• _Given information_
▼▼▼

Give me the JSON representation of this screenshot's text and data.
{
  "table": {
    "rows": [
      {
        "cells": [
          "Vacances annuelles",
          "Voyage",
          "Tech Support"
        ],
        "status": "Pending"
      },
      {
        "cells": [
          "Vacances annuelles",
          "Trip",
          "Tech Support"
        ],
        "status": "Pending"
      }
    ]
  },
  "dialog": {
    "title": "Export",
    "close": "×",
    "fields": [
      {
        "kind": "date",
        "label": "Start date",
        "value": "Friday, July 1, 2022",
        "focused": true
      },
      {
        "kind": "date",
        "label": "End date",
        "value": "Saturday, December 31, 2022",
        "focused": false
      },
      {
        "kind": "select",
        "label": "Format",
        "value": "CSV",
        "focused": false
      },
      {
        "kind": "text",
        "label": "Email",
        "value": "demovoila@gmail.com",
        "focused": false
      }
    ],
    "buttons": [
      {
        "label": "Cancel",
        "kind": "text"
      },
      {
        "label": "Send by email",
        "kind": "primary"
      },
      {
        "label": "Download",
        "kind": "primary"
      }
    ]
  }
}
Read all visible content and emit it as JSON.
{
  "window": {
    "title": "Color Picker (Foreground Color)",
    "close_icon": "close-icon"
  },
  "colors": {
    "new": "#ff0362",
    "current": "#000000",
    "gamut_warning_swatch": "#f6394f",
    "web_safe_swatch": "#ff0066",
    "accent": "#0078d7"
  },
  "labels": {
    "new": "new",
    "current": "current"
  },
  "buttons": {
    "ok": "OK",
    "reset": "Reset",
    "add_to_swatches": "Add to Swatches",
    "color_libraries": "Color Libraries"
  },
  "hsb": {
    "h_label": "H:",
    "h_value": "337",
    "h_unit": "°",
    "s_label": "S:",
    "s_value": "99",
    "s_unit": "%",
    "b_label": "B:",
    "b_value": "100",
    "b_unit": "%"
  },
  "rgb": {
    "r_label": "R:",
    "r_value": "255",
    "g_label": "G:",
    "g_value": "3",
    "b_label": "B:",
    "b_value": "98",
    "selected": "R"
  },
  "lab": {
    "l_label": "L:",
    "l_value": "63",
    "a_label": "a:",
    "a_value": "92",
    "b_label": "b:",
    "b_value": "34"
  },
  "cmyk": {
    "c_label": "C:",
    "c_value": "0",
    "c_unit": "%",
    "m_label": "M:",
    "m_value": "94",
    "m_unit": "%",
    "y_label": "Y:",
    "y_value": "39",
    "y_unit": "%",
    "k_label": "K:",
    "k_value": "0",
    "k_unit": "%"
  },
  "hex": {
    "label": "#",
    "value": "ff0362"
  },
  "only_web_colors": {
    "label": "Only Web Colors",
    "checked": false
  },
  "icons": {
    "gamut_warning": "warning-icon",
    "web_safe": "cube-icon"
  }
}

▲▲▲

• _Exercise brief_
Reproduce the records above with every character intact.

• _Answer section_
Give me the JSON representation of this screenshot's text and data.
{
  "table": {
    "rows": [
      {
        "cells": [
          "Vacances annuelles",
          "Voyage",
          "Tech Support"
        ],
        "status": "Pending"
      },
      {
        "cells": [
          "Vacances annuelles",
          "Trip",
          "Tech Support"
        ],
        "status": "Pending"
      }
    ]
  },
  "dialog": {
    "title": "Export",
    "close": "×",
    "fields": [
      {
        "kind": "date",
        "label": "Start date",
        "value": "Friday, July 1, 2022",
        "focused": true
      },
      {
        "kind": "date",
        "label": "End date",
        "value": "Saturday, December 31, 2022",
        "focused": false
      },
      {
        "kind": "select",
        "label": "Format",
        "value": "CSV",
        "focused": false
      },
      {
        "kind": "text",
        "label": "Email",
        "value": "demovoila@gmail.com",
        "focused": false
      }
    ],
    "buttons": [
      {
        "label": "Cancel",
        "kind": "text"
      },
      {
        "label": "Send by email",
        "kind": "primary"
      },
      {
        "label": "Download",
        "kind": "primary"
      }
    ]
  }
}
Read all visible content and emit it as JSON.
{
  "window": {
    "title": "Color Picker (Foreground Color)",
    "close_icon": "close-icon"
  },
  "colors": {
    "new": "#ff0362",
    "current": "#000000",
    "gamut_warning_swatch": "#f6394f",
    "web_safe_swatch": "#ff0066",
    "accent": "#0078d7"
  },
  "labels": {
    "new": "new",
    "current": "current"
  },
  "buttons": {
    "ok": "OK",
    "reset": "Reset",
    "add_to_swatches": "Add to Swatches",
    "color_libraries": "Color Libraries"
  },
  "hsb": {
    "h_label": "H:",
    "h_value": "337",
    "h_unit": "°",
    "s_label": "S:",
    "s_value": "99",
    "s_unit": "%",
    "b_label": "B:",
    "b_value": "100",
    "b_unit": "%"
  },
  "rgb": {
    "r_label": "R:",
    "r_value": "255",
    "g_label": "G:",
    "g_value": "3",
    "b_label": "B:",
    "b_value": "98",
    "selected": "R"
  },
  "lab": {
    "l_label": "L:",
    "l_value": "63",
    "a_label": "a:",
    "a_value": "92",
    "b_label": "b:",
    "b_value": "34"
  },
  "cmyk": {
    "c_label": "C:",
    "c_value": "0",
    "c_unit": "%",
    "m_label": "M:",
    "m_value": "94",
    "m_unit": "%",
    "y_label": "Y:",
    "y_value": "39",
    "y_unit": "%",
    "k_label": "K:",
    "k_value": "0",
    "k_unit": "%"
  },
  "hex": {
    "label": "#",
    "value": "ff0362"
  },
  "only_web_colors": {
    "label": "Only Web Colors",
    "checked": false
  },
  "icons": {
    "gamut_warning": "warning-icon",
    "web_safe": "cube-icon"
  }
}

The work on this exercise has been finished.